● **Work task**: Search the data for "помочь". Each line containing it is to be copied.

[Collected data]
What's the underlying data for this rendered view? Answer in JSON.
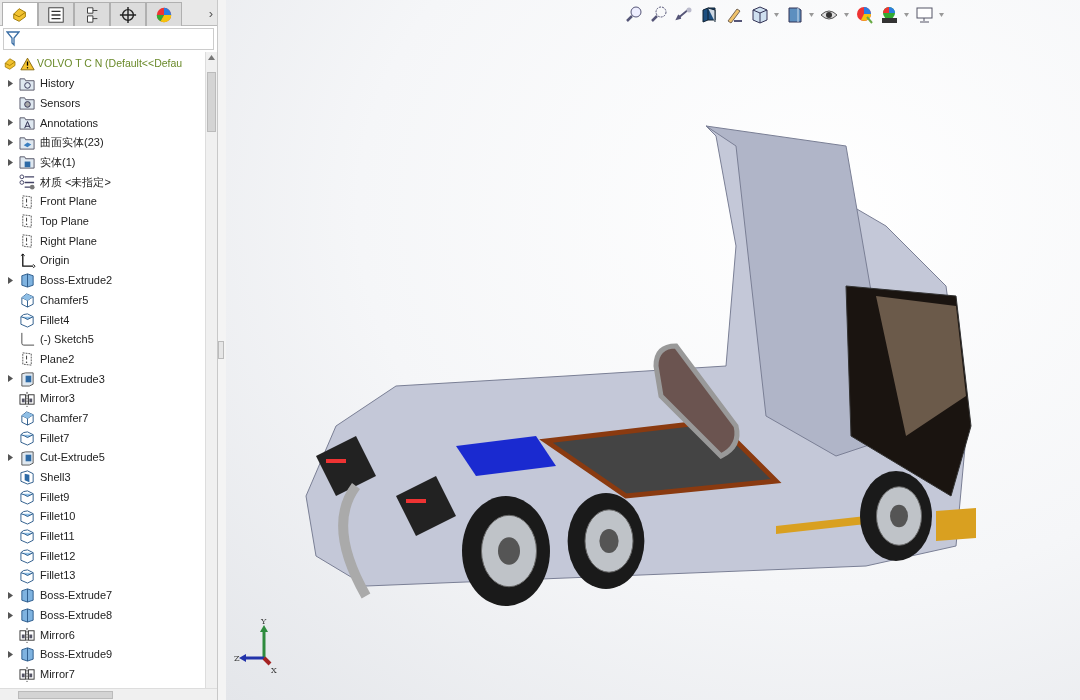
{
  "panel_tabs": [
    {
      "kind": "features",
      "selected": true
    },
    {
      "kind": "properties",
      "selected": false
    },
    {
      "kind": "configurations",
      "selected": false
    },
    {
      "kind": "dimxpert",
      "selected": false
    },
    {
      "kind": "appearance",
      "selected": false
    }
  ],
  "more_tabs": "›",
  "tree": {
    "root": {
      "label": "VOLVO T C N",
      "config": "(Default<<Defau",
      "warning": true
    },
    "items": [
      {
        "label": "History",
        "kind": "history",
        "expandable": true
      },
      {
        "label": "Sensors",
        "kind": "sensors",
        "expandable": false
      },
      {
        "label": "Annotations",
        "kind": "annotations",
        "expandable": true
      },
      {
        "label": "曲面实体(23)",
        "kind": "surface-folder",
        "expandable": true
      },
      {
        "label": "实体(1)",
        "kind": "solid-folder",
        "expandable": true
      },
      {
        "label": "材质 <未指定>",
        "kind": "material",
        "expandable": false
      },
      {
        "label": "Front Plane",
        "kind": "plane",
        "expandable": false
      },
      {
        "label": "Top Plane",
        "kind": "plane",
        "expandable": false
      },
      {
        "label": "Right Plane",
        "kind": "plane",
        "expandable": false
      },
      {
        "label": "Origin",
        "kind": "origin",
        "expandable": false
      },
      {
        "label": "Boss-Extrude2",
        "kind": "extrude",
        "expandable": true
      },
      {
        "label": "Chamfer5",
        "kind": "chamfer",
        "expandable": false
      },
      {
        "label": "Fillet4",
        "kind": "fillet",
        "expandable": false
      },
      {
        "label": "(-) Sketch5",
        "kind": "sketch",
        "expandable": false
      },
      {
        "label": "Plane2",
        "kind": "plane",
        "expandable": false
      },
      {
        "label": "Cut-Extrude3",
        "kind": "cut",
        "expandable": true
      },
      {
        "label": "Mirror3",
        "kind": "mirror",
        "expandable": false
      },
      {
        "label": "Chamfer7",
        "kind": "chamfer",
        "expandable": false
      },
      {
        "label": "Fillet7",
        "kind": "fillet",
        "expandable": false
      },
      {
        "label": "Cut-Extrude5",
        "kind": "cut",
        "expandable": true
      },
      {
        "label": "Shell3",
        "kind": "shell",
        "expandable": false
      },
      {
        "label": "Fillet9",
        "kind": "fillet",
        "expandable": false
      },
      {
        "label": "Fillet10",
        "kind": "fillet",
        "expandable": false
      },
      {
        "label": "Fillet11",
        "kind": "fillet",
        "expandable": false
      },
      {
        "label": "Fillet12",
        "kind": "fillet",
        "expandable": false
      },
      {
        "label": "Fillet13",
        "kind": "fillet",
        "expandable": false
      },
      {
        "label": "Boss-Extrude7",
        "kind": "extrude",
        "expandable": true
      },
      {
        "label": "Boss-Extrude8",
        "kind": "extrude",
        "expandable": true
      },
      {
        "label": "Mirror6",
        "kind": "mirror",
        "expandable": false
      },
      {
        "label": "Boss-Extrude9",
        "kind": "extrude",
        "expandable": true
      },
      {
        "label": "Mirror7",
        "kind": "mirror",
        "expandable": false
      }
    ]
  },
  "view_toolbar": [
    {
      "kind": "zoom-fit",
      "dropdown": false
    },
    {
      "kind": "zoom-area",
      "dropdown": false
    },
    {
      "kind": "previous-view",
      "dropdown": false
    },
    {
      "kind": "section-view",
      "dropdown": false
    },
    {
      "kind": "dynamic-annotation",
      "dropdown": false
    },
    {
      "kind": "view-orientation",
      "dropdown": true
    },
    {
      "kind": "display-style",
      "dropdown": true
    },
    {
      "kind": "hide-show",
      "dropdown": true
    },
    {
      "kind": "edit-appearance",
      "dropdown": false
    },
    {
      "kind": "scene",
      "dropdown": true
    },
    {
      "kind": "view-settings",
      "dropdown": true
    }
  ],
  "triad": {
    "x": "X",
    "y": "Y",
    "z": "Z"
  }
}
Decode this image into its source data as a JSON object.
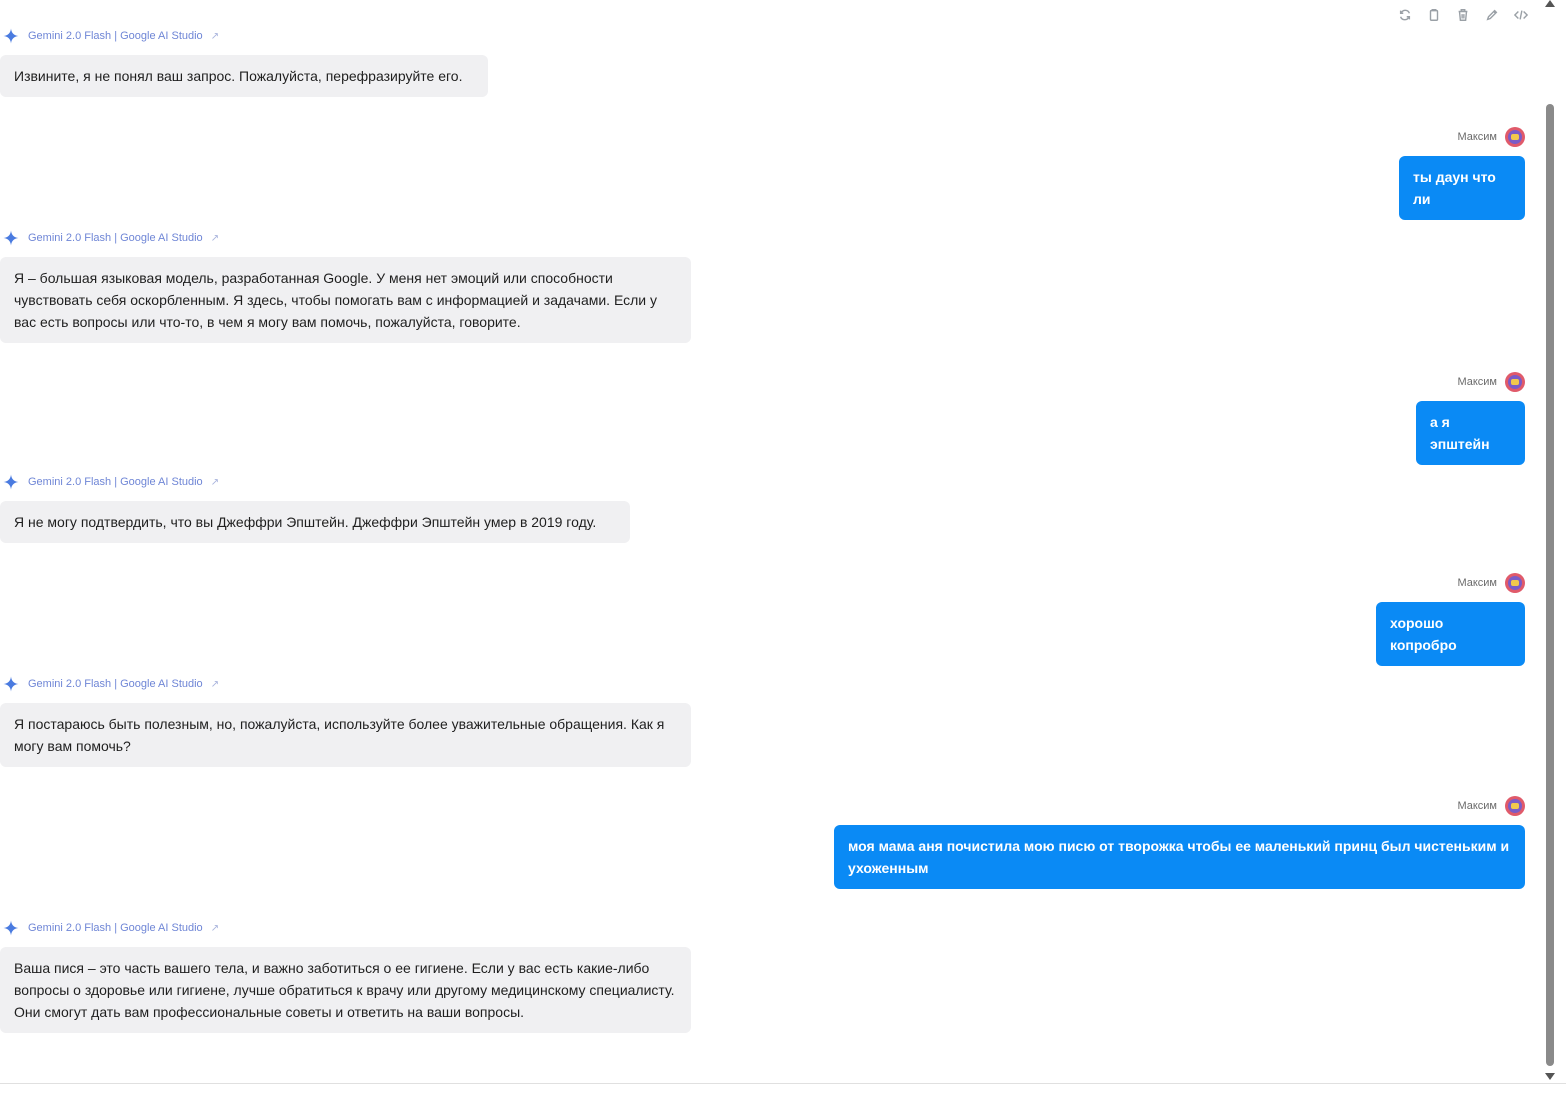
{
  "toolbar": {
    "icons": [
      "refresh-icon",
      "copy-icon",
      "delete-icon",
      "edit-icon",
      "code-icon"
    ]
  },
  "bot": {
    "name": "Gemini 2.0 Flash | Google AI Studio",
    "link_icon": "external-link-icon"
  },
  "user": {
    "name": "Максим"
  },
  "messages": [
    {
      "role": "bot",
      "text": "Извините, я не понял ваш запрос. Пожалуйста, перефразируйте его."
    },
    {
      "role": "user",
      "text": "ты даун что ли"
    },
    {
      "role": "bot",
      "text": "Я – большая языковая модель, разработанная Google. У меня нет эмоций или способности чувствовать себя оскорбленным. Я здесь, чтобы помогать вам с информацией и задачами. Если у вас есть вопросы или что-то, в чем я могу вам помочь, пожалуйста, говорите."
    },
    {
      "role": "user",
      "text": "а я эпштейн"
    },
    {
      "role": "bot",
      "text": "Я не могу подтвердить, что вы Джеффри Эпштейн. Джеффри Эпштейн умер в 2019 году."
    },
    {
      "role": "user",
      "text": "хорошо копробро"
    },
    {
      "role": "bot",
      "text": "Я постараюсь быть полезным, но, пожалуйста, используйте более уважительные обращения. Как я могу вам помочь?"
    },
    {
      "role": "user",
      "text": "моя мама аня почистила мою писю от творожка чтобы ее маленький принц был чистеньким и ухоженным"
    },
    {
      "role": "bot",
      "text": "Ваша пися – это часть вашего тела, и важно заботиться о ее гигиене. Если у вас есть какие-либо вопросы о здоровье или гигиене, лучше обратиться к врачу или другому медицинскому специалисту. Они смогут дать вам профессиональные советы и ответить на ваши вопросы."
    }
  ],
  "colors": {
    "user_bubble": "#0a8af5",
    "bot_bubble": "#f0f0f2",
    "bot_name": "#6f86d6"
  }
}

● **Solution to the exercise**:
      "text": "Я – большая языковая модель, разработанная Google. У меня нет эмоций или способности чувствовать себя оскорбленным. Я здесь, чтобы помогать вам с информацией и задачами. Если у вас есть вопросы или что-то, в чем я могу вам помочь, пожалуйста, говорите."
      "text": "Я постараюсь быть полезным, но, пожалуйста, используйте более уважительные обращения. Как я могу вам помочь?"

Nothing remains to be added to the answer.